I won't get all technical with mumbo-jumbo stats and economics graphs. Lets look at this in gradual steps. If the smallest iPod can hold 2GB at $29.50/GB or 4GB at $19.75/GB, that's twice the storage for only 30% more. Lets take a look at the next level up that also includes a screen and video camera. You now step up to 8GB at $18.63/GB or 16GB at $11.19/GB on top of added features. The latter of the two being twice the capacity for only 20% more, or 8 times the capacity of the smallest at three times the price. Not convinced? Go a step further and you're staring at a staggeringly low $1.56/GB. That's roughly twenty times as much storage for each dollar as compared to the lowest version.
What do these ratios and percentages mean to an average buyer? Well they'll probably start at a lower model and after small incremental steps up walk out the door with a model with a capacity exponentially greater and a price not what originally drew them into the store in the first place with the excuse that it's a better buy dollar per dollar than the original.
What's that you say? I said this wasn't about mp3 players? You're absolutely right, it's about product pricing. Where perception of massively increased value with only slightly higher investment is seen there will be massive sales. I'm crazy right? Why wouldn't I want to buy a more "economical" model? Well the simple fact is, price points are not chosen at random, they're picked to make consumers buy up. Their listed prices are not reflective of their actual cost to manufacture. Case and point, again, iPods. A recent analysis of the latest iPod shuffle determines it's actual cost to manufacture including packaging is $21.77. Which is about 28% of the retail price. While the Nano is 40% and Touch 49%.
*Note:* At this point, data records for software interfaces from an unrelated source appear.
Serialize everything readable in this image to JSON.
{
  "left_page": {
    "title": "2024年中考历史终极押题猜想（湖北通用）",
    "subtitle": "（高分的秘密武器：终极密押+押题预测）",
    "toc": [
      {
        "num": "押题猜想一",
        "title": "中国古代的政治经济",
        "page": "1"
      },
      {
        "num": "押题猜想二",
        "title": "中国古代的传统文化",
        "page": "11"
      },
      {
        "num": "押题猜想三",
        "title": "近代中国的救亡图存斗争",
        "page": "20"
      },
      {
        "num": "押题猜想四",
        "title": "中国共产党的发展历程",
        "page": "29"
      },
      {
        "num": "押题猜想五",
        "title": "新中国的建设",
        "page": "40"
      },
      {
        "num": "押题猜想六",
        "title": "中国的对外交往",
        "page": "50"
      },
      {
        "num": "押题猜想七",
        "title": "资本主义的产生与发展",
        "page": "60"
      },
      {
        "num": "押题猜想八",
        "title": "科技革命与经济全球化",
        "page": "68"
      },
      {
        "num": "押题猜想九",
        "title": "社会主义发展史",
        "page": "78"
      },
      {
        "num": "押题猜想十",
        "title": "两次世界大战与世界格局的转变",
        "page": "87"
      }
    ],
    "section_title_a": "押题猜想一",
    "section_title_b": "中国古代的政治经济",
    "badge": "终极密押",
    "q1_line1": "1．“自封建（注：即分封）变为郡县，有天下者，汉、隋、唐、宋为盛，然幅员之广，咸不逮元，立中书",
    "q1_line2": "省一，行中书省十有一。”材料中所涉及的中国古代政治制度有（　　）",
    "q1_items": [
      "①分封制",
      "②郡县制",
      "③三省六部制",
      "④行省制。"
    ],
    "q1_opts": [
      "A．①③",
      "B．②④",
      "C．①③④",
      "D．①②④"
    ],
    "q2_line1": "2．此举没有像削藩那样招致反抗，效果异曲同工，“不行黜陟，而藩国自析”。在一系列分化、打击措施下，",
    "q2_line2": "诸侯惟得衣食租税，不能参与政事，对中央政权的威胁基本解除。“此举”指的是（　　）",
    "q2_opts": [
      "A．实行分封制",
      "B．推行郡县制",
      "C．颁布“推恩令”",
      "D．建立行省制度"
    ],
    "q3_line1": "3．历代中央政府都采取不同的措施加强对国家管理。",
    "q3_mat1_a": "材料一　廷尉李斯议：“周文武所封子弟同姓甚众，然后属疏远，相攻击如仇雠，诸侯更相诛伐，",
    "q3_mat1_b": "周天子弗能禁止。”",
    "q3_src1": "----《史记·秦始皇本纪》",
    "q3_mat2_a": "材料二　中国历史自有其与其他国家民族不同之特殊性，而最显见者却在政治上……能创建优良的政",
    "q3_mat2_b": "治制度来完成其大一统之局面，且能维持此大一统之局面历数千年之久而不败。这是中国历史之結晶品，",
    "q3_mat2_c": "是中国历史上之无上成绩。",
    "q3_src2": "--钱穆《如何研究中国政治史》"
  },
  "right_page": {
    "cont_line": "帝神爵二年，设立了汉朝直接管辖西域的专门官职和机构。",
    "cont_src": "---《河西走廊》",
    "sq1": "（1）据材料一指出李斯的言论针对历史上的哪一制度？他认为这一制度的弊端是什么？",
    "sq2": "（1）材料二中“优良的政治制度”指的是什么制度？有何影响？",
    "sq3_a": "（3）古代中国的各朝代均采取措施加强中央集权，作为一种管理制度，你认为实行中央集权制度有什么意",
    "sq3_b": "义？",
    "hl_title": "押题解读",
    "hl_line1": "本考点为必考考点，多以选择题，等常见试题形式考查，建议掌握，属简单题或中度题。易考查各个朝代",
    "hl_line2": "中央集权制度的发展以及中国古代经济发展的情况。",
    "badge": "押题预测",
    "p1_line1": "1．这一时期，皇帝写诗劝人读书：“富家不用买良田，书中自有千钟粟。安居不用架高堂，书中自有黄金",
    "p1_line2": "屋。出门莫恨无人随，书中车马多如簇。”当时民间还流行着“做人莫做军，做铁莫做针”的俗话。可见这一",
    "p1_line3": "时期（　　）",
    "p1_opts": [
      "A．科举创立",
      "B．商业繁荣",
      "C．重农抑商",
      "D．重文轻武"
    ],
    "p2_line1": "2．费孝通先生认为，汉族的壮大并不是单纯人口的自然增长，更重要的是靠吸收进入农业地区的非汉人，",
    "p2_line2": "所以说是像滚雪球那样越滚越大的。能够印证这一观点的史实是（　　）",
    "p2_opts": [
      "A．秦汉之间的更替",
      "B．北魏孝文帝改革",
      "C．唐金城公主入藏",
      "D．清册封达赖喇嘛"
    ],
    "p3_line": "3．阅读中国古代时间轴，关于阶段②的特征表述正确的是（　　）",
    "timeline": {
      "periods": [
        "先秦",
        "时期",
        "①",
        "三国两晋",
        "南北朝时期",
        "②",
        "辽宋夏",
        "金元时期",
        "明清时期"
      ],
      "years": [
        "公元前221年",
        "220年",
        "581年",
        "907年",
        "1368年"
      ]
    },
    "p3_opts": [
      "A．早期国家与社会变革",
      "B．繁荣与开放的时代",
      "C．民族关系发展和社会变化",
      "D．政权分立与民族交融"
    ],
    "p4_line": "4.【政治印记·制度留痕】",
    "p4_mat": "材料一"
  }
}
Thus we can clearly see lower models could be easily marketed for lower prices. Though as it stands you'd think they'd make more selling them and not want to push people up to their larger brethren. Not exactly, while their cost to manufacture is a higher percentage of sale price relative to the lower models, that small percentage of profit made from the highest capacity iPod Touch is more than three times the sale price of the smallest shuffle model. Thus to see the same profit from the sale of one high end model it would take roughly five sales of the lowest model. There you go, case closed.
Not everything is as cut and dry, gradually stepped as iPod pricing. Lets look at this backwards. How about cars? Many entry models start at around $20K, then fully optioned with leather, tech gizmos, big wheels and more powerful engine you're at over $40K. I can see parents using this reasoning to buy their teen a base model vs fully loaded. I mean, really, you can literally buy two base models for that price! Most mainstream cars hover around 50% net profit. This doesn't account for the billions it costs to develop them however. So manufacturers again want to maximize their profits.
As I realized this it made me look at the products I owned. While my car isn't brand new, it was at one time the top of the line. The same can be said for my iPod, Camera, Computer, Printer, well pretty much everything I own. I guess if I fell for it, and I know all about cost vs price, what chance does the average consumer have this Holiday shopping season? Hopefully by reading this you'll have the power of choice. I'm not saying to buy low or high, just buy what you need. If you only need a product to do a certain thing, don't buy a higher model that can do twice as much for only 10% more when you'll never do twice as much. It's just the principal of the thing, isn't it?